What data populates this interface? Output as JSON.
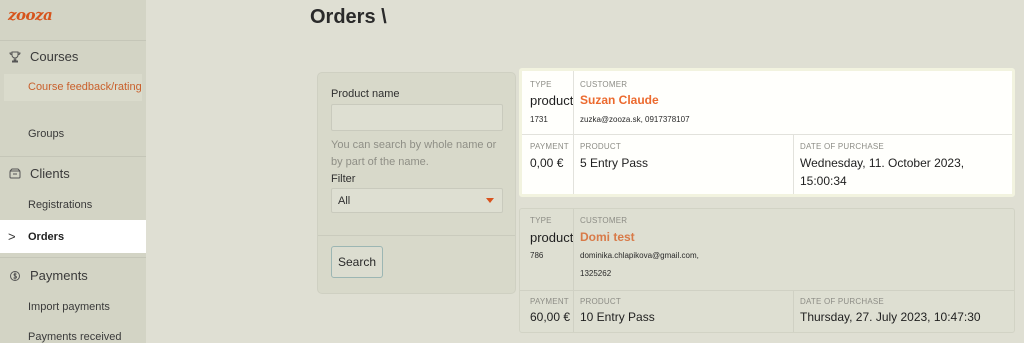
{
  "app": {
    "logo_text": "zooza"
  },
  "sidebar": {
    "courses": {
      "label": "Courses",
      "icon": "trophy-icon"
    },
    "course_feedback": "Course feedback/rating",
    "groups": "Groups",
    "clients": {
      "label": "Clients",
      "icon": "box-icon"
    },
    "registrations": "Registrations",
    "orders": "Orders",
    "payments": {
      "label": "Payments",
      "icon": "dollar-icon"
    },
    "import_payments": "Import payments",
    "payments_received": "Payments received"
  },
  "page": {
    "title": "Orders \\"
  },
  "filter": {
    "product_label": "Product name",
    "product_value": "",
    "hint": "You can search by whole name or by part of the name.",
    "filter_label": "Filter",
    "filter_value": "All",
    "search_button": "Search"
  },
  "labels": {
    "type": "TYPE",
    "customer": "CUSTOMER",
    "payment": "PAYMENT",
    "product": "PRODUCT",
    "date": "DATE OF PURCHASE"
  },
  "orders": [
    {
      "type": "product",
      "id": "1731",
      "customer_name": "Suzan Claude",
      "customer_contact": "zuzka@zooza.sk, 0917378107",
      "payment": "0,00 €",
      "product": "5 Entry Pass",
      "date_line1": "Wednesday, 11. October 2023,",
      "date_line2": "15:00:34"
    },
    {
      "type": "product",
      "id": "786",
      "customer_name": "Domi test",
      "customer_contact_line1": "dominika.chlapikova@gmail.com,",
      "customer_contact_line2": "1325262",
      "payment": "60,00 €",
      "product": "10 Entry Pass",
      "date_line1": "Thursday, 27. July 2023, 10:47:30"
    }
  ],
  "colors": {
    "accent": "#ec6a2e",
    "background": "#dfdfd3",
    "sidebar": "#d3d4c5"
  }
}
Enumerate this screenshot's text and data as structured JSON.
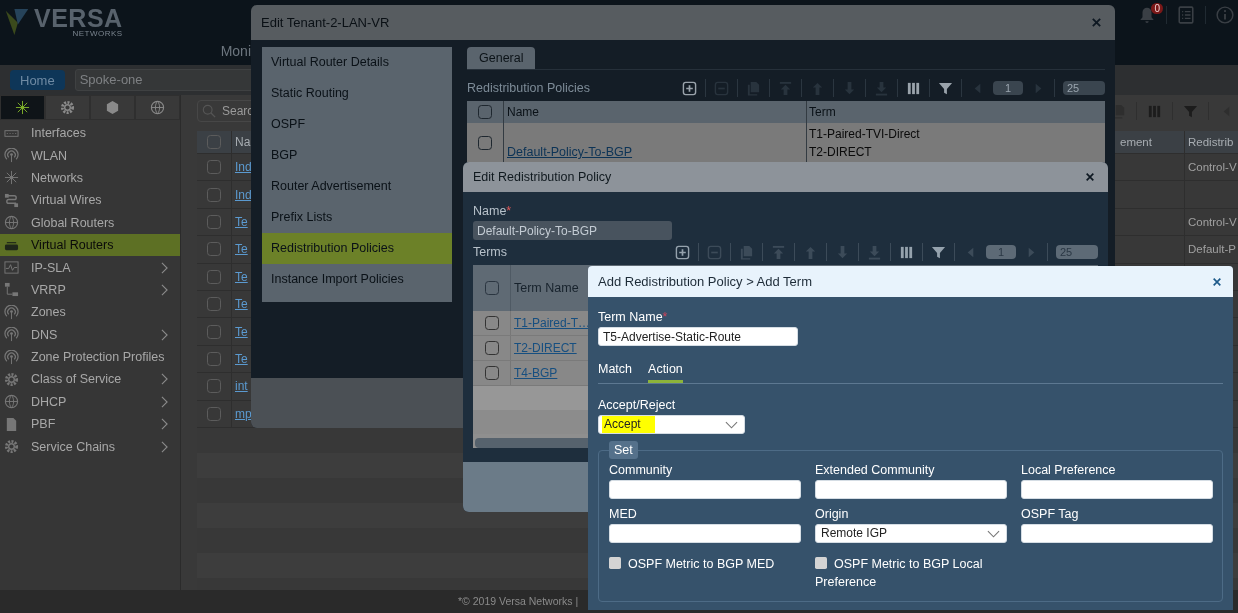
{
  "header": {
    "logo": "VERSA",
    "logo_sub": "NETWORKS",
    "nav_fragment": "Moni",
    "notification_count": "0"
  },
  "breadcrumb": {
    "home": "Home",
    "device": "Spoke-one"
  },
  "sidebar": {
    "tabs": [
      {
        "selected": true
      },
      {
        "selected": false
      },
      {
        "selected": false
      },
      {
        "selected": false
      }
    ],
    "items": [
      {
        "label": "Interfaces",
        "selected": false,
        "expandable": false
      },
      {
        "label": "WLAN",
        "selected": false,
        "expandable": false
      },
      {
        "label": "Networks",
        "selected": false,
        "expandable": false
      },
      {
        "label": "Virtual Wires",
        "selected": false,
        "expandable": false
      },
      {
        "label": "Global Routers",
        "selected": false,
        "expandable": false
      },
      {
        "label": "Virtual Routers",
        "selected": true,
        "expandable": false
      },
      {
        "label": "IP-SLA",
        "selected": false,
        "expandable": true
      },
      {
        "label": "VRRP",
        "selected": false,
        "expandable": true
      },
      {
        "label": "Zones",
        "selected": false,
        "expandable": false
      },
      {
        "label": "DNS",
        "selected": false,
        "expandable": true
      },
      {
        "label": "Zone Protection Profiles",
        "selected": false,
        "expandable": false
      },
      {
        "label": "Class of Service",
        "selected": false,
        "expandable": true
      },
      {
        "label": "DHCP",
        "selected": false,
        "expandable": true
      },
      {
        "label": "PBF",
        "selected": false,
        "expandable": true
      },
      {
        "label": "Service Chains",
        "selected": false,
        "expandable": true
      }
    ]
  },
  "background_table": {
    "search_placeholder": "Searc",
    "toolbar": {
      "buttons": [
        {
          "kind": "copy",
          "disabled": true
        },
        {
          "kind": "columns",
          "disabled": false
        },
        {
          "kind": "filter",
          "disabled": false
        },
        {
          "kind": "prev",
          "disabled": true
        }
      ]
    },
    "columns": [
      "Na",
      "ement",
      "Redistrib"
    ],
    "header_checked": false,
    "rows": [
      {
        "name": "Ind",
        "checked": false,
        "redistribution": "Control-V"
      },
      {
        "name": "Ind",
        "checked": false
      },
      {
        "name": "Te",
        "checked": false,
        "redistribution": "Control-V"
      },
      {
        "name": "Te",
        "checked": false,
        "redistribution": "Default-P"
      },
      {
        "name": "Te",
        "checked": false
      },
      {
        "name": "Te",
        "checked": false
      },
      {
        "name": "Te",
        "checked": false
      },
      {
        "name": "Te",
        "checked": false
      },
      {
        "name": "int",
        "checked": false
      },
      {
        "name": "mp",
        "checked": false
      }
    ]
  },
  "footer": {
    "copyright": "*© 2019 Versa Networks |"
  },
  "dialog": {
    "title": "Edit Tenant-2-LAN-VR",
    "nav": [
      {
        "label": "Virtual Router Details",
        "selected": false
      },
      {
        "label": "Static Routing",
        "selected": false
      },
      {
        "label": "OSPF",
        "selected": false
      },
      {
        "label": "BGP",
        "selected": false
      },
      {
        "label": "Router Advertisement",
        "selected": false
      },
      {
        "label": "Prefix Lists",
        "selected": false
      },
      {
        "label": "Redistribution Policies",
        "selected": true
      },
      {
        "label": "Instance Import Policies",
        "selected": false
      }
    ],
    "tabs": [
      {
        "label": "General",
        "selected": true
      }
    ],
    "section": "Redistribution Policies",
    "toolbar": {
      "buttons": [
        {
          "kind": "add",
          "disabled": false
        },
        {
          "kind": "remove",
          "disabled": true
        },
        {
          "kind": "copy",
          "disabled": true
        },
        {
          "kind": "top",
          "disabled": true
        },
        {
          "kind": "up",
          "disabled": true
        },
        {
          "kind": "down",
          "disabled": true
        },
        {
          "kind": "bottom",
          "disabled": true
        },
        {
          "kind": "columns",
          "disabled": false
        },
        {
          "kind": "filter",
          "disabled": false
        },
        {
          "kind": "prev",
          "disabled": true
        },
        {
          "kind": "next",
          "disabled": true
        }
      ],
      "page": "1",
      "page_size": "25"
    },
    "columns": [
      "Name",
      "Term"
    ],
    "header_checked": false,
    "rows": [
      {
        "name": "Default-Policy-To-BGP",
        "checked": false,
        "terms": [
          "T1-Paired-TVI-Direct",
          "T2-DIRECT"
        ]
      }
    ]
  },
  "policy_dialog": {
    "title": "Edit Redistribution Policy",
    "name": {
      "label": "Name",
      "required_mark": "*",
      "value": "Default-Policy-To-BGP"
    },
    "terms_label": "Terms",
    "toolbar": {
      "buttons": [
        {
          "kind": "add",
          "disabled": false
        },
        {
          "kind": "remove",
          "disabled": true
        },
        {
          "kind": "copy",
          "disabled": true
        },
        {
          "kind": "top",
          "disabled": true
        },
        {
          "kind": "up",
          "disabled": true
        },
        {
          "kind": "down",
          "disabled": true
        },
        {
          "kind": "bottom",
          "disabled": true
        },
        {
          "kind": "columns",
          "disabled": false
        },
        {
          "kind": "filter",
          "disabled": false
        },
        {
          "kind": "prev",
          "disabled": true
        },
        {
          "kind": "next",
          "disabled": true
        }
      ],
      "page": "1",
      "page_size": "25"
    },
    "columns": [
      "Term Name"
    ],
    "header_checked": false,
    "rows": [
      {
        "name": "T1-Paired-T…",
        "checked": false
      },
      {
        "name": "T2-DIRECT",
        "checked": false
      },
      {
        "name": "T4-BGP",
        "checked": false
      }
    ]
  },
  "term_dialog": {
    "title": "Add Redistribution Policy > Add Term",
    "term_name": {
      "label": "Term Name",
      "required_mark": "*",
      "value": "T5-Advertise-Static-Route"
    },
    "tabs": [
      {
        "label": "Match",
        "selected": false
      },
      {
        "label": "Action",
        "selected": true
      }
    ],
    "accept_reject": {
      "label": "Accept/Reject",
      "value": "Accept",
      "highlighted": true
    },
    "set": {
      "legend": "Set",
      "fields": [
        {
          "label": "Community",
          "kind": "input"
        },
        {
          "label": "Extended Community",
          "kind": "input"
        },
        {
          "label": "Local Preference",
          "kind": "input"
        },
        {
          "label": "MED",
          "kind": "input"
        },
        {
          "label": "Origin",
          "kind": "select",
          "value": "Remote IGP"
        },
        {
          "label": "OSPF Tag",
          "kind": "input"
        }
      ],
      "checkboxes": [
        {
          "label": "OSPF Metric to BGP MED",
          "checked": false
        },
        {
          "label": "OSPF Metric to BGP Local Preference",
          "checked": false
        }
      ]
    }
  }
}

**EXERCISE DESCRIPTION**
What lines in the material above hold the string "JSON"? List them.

**TASK ANSWER**
What data populates this interface? Output as JSON.
Enumerate this screenshot's text and data as structured JSON.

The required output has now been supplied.